“In those particular positions, I just don’t want a poor person”
When Donald Trump was inaugurated, he promised it was “the day the people became the rulers of this nation again.” But since taking office, a specific segment of the American people appears to be in charge: the very rich. The first 17 nominees in President Trump’s cabinet are worth a combined $9.5 billion, or about the the same net worth of the 43 million least-wealthy American households combined.
Wednesday night, Trump admitted that for specific positions in his cabinet, he didn’t want poor “thinking.” At the U.S. Cellular Center in Cedar Rapids, Iowa, Trump held a rally reminiscent of the kind he held while running for president. During the rally, he fought back against critics who’ve accused him of creating a cabinet composed only of the filthy rich.
“So somebody says, ‘Why did you appoint a rich person to be in charge of the economy?’ I said, ‘Because that’s the kind of thinking we want,’” Trump told the audience. “But, in those particular positions, I just don’t want a poor person. If you insist, I’ll do it. But I like it better this way.”
Here's the video.— Kyle Griffin (@kylegriffin1) June 22, 2017\n
Trump on wealthy cabinet picks: "In those particular positions, I just don't want a poor person." https://t.co/AwPPgYPkUZ

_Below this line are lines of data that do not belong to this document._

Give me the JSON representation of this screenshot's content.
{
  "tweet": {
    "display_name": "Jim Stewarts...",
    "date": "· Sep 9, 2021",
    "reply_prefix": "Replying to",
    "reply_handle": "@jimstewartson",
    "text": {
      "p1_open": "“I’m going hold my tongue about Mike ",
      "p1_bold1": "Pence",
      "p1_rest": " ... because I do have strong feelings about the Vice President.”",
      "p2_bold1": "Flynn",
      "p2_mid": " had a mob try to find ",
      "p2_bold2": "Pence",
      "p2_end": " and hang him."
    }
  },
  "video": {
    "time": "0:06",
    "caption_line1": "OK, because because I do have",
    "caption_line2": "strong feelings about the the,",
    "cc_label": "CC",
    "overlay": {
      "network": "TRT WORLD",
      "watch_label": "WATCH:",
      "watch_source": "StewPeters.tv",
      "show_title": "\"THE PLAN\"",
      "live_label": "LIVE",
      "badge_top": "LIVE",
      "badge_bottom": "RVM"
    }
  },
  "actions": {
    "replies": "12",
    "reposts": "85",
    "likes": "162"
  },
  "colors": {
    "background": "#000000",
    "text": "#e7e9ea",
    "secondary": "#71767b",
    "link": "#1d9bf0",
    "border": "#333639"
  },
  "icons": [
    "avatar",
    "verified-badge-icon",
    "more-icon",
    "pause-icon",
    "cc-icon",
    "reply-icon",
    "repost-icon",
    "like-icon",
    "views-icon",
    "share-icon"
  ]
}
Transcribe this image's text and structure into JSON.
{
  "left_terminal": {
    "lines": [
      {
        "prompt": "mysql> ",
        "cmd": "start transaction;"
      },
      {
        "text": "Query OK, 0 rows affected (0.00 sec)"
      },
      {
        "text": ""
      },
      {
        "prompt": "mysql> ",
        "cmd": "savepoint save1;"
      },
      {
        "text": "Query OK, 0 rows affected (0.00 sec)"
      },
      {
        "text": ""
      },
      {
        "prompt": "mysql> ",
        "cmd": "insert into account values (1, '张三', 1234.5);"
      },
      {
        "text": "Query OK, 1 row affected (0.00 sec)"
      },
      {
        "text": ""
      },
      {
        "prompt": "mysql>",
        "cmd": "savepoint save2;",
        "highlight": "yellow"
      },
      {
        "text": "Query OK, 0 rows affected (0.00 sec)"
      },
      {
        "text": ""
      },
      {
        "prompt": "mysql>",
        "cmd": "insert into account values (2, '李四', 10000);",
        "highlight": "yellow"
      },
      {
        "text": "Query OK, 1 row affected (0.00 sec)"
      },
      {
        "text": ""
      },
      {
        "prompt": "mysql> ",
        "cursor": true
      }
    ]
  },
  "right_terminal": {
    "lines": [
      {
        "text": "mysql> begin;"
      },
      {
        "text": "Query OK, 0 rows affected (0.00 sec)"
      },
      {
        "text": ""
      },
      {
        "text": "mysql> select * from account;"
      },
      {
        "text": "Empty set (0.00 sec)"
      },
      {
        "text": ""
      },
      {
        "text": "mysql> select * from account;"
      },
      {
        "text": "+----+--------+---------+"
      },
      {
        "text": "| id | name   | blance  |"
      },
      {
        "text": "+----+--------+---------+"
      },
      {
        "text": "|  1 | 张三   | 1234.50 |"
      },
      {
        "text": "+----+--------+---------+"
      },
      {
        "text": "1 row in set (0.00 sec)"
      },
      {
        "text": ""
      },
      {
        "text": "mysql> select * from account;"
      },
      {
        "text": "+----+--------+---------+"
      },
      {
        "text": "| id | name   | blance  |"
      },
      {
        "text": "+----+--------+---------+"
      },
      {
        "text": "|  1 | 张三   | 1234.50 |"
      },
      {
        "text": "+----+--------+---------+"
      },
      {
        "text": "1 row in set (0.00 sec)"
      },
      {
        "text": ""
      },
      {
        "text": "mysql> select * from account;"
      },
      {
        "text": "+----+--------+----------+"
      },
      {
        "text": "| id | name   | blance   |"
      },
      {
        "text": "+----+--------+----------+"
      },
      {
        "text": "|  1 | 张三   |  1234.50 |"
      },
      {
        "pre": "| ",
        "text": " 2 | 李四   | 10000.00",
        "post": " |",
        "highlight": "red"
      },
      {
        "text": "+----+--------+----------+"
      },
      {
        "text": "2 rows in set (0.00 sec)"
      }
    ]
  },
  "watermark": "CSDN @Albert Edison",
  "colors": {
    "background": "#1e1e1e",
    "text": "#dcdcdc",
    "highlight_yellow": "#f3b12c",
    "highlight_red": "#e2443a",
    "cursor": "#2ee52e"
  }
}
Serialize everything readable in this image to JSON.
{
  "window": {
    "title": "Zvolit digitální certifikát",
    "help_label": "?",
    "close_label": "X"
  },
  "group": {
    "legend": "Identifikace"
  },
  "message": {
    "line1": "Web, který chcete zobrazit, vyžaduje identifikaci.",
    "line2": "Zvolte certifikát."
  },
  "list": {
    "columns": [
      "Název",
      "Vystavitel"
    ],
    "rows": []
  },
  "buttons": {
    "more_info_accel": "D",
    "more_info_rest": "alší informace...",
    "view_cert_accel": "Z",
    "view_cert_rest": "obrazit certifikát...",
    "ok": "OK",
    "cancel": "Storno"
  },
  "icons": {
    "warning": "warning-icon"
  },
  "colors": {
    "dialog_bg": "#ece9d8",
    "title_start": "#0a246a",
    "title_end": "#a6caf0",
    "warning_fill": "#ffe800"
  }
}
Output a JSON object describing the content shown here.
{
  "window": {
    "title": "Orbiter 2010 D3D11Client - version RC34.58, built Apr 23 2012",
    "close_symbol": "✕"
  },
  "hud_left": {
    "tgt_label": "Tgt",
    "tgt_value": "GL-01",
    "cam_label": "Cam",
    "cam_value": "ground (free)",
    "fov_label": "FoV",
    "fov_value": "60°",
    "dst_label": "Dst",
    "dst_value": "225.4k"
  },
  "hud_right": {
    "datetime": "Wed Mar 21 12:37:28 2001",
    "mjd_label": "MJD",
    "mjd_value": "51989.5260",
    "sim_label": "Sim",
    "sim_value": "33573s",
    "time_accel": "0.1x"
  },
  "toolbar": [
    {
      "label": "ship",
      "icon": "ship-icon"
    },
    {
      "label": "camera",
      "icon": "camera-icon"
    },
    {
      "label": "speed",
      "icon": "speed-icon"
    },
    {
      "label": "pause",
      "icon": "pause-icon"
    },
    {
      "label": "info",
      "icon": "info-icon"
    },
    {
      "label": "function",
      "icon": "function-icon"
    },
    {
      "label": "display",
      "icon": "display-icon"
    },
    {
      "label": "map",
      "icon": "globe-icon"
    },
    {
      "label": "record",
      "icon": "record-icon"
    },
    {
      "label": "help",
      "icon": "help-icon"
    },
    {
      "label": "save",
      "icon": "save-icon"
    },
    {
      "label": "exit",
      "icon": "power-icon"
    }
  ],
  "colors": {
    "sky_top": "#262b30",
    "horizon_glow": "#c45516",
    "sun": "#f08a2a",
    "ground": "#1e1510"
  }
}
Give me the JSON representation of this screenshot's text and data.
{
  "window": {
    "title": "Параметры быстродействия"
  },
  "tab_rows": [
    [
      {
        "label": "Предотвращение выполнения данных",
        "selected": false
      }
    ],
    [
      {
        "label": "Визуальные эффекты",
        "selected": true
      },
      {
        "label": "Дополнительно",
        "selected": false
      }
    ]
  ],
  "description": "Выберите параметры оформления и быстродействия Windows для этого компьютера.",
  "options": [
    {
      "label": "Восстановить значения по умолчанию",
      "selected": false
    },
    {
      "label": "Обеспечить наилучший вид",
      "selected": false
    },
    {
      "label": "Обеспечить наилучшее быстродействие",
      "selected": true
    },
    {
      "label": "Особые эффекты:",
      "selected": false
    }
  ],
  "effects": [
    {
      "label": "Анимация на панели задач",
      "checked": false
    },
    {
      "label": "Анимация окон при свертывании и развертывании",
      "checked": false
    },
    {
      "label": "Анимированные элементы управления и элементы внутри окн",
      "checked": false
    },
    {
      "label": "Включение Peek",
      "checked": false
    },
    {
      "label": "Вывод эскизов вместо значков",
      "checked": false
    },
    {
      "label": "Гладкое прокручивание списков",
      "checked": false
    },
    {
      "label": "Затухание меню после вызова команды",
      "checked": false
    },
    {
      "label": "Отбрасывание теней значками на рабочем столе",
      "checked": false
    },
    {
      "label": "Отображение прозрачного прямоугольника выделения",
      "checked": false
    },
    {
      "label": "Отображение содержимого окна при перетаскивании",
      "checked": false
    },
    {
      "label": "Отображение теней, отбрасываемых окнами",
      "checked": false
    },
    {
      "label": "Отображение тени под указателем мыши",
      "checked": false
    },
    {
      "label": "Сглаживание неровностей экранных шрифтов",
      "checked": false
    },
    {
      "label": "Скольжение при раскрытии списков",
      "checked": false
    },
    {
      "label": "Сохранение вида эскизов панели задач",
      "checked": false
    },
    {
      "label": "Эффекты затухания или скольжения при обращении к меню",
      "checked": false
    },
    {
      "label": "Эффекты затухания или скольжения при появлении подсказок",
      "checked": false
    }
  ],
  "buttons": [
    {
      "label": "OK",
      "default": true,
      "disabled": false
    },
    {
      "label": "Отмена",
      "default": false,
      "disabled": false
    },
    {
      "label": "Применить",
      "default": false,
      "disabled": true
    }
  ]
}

Trump’s hiring of the exceptionally rich would be defendable if it weren’t for the fact that his economic policies disproportionately benefit the wealthy. The most recent GOP health care proposal would cause millions to lose their health insurance while the richest Americans enjoy a substantial tax cut. Trump’s child care proposal has been called a “gift to the rich.” And when asked about Trump’s blueprint for tax reform, Alan Cole, an economist with the conservative-leaning Tax Foundation, said there’s “Plenty of benefits to high-income earners...And for the middle class? Honestly, we don’t know.”